I'm horrified to think of it now, or to think if my children would have done that.

I love the painting.

kenju said...

TO EVERYONE:

Do yourselves a favor and use the link to badaunt in the comments here to visit her and read her current post. You'll be glad you did!!

Changes in the Wind said...

Badaunt...everyone should be so blessed as to have a friend like you:)

panthergirl said...

Oh I was a confrontation AVOIDER!!! But mischief was my middle name, so that part of her expression I relate to completely!!!

Raggedy said...

I think her face says...I might look bad but you should see the other guy!
Have a wonderful day!
*^_^
(=':'=) hugs
(")_ (")Š from
the Cool Raggedy one

Bob-kat said...

It is amazing how images can evoke certain memories.

Thanks for the kind commnet on my blog. I know that you really do *know* what I am describing as you have been through your own set of trials recently. I sincerely hope that your road is becoming less bumpy too.

OldOldLady Of The Hills said...

The details in all of Rockweells paintings are what make them the great illustraitions they are---I Love the Band-Aid, too....I never even felt like fighting as a kid....I mean physically fighting...
What I love about this illustration too is, as you pointed out, how happy with herself the little girl is...Right there says so very much about who this little firl is....WOINDERFUL WONDERFUL, Judy. I am enjoying these Rockwell posts enormously...It is such a grand reminder of the special talent that he was....!

Kristi said...

I could have posed for this two (no black eye for me, though, as I was never in a physical fight, unless you count ones with my sister!). I had long brown hair that my mom braided in two braids until I was 10 or so. And I went to a Catholic school where the uniform looked just like the little girl's skirt!

Betty said...

I had one fight when I was little. I lost.

PureLight said...

Me too with the braids, the skirt (my grandma sewed for me), the shoes and saggy socks, and most especially the band-aid on the knee. Every childhood picture of me has one of those. However, I was always the peace negotiator, not the warrior.
Thanks for taking me back.

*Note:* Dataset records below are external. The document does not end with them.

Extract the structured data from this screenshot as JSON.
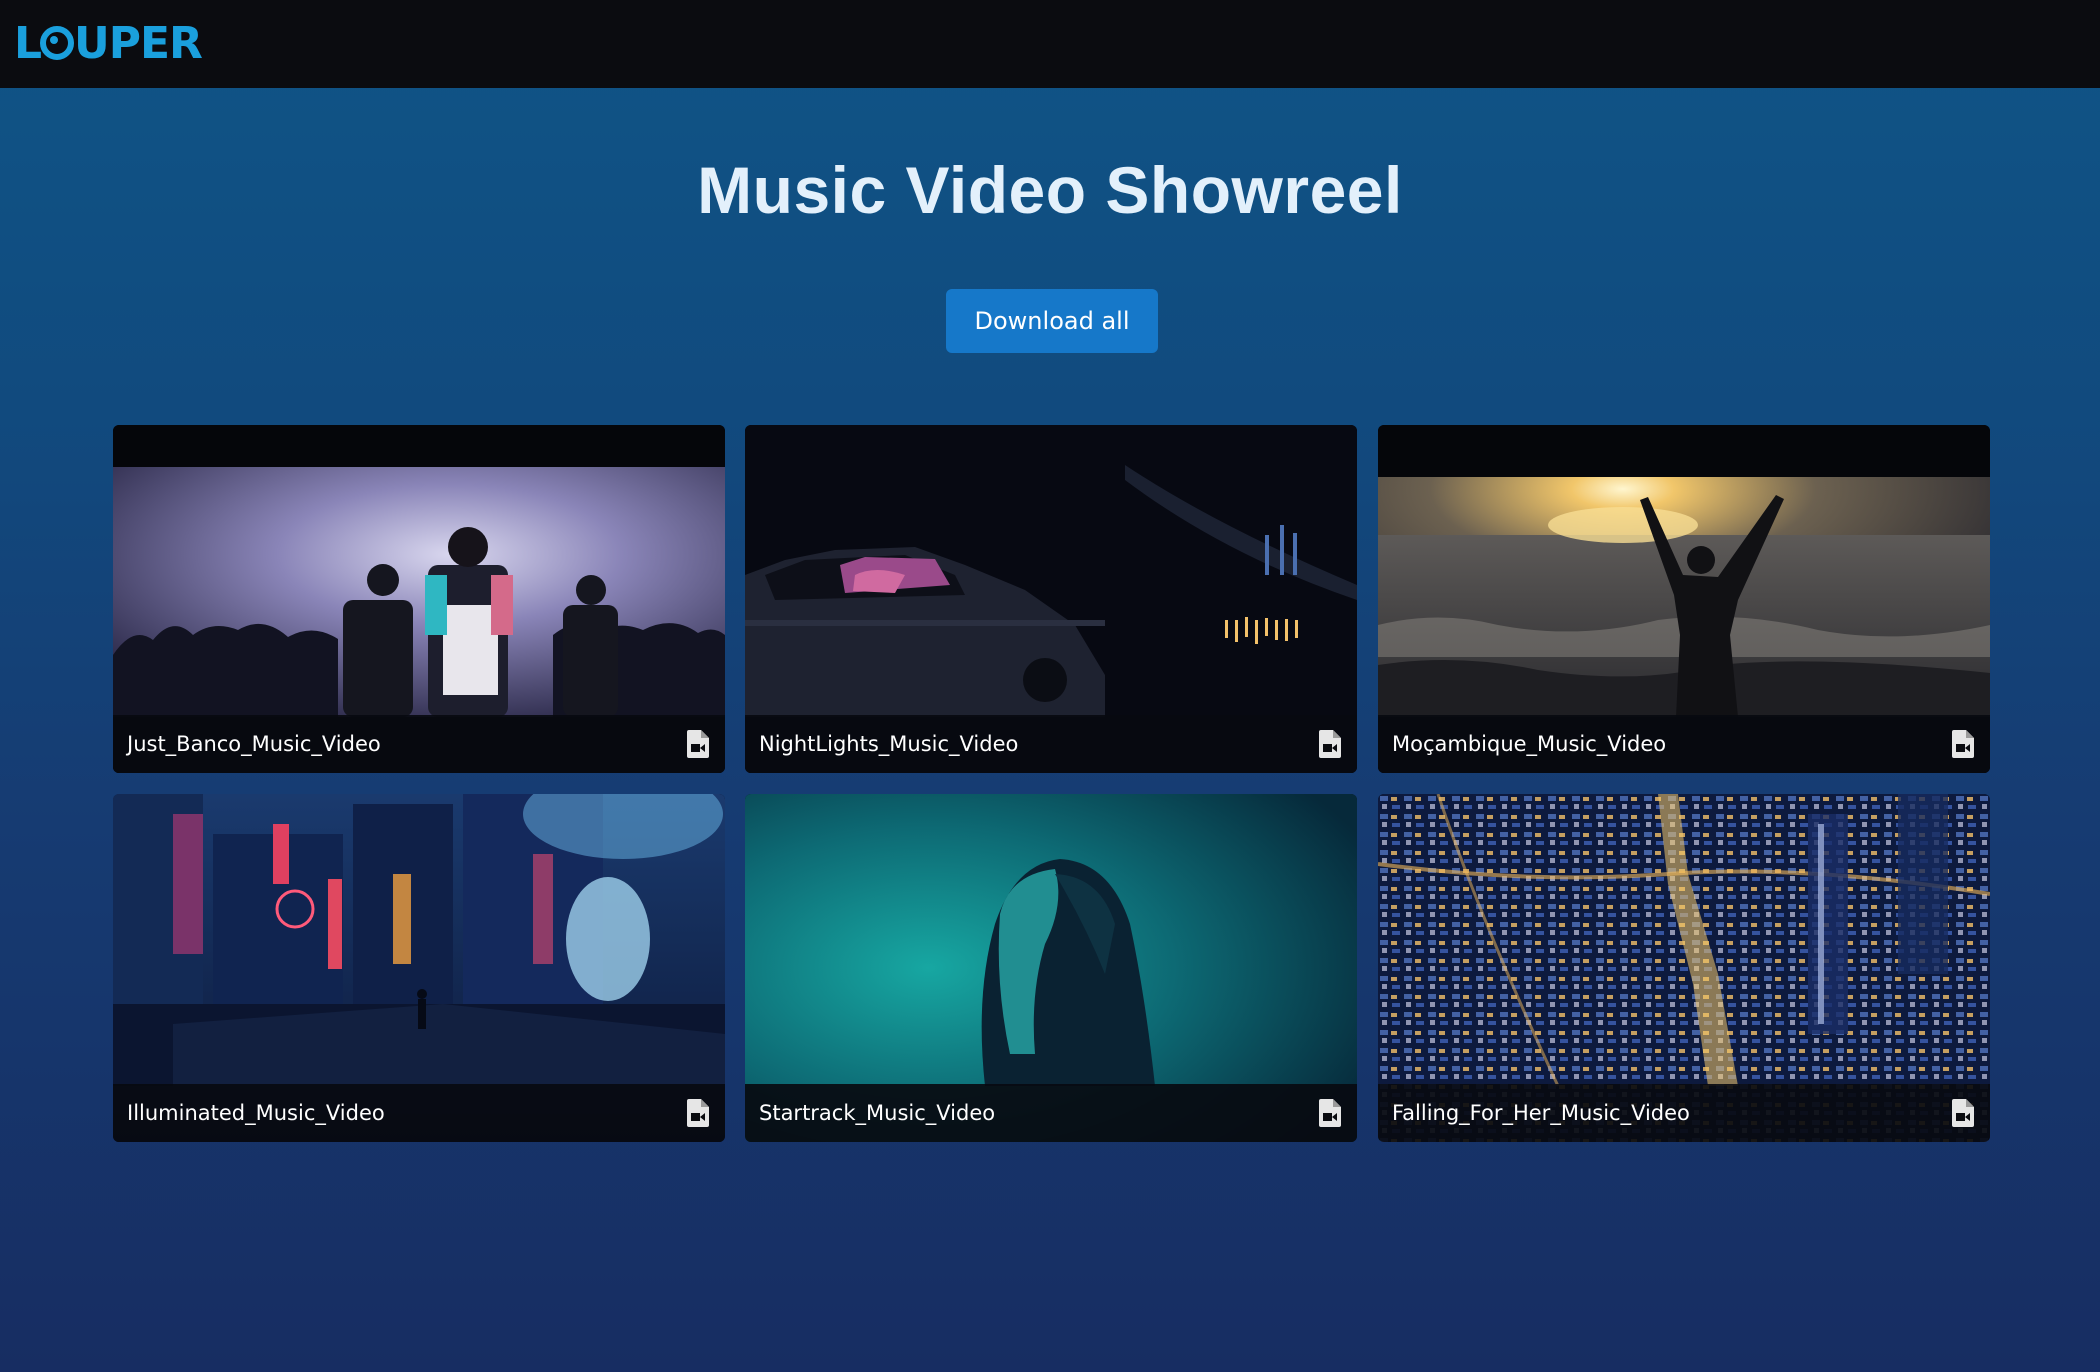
{
  "header": {
    "logo_text": "LOUPER",
    "logo_color": "#1aa0dd"
  },
  "page": {
    "title": "Music Video Showreel",
    "download_label": "Download all",
    "accent_color": "#1678c9"
  },
  "videos": [
    {
      "name": "Just_Banco_Music_Video",
      "icon": "video-file-icon"
    },
    {
      "name": "NightLights_Music_Video",
      "icon": "video-file-icon"
    },
    {
      "name": "Moçambique_Music_Video",
      "icon": "video-file-icon"
    },
    {
      "name": "Illuminated_Music_Video",
      "icon": "video-file-icon"
    },
    {
      "name": "Startrack_Music_Video",
      "icon": "video-file-icon"
    },
    {
      "name": "Falling_For_Her_Music_Video",
      "icon": "video-file-icon"
    }
  ]
}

raehan said...

I was always defending people and getting into fights and ending up in trouble, not by my parents but by neighbor parents. I never felt triumphant, but always misunderstood.

Scrappy? Yes, I was. I also loved being a girl.

brendalove@gmail.com said...

I instantly thought of the one time my fist ever connected with a loud mouth girl's face....pure satisfaction. Even today.

Jamie Dawn said...

I relate to the girl in the Rockwell picture. I didn't get into fights, but I was a tomboy. I was rough and tumble up until about tenth grade.
I LOVE the expression on that girl's face!!!

Marty said...

I was a total chicken. I was scared of boys with snowballs, big kids on the playground, getting in trouble...My daughter came home from 4th grade after beating up some girl who called another girl "a fat kid." I was so impressed! I still am.

ET said...

I wince when I see it. I am the unseen boy who got beat up pretty good for aggravating her.

Shephard said...

Yes, very funny expression... she looks a bit as if she may have taken one to the head too. lol

I never got in fights, nor had to avoid them. I consider this the luck of the draw though.

~S

tiff said...

My Mom has this print hanging in her house - she could have been this little girl, or so she says. I spent some time looking at it this weekend while I was visiting, and marvelling at Rockwell's skills.

Yuliya said...

Norman Rockwell must have known my sister when she was little. Except for the braids, that's my older sister's portrait.

She was in a class with 40 students - 20 girls, and 20 boys. She fought with every single girl, and 19 boys from her class. The only reason why she didn't fight with the 20th boy, was that he went to the same church as we did.

She used to come and ask me if any of my classmates were bothering me, and then she'd thump them for being mean to me. I loved that!

The only time that I got into a fight, I was 5, the other girl was 6 and much, much bigger than I.... I still have the scars on my face from the her nails... thankfully, they are not too noticeable....

Jennifer said...

I went to a class on Norman Rockwell and his art; it was fascinating. He's a big believer in triangles. Look for them...they show themselves everywhere in his prints.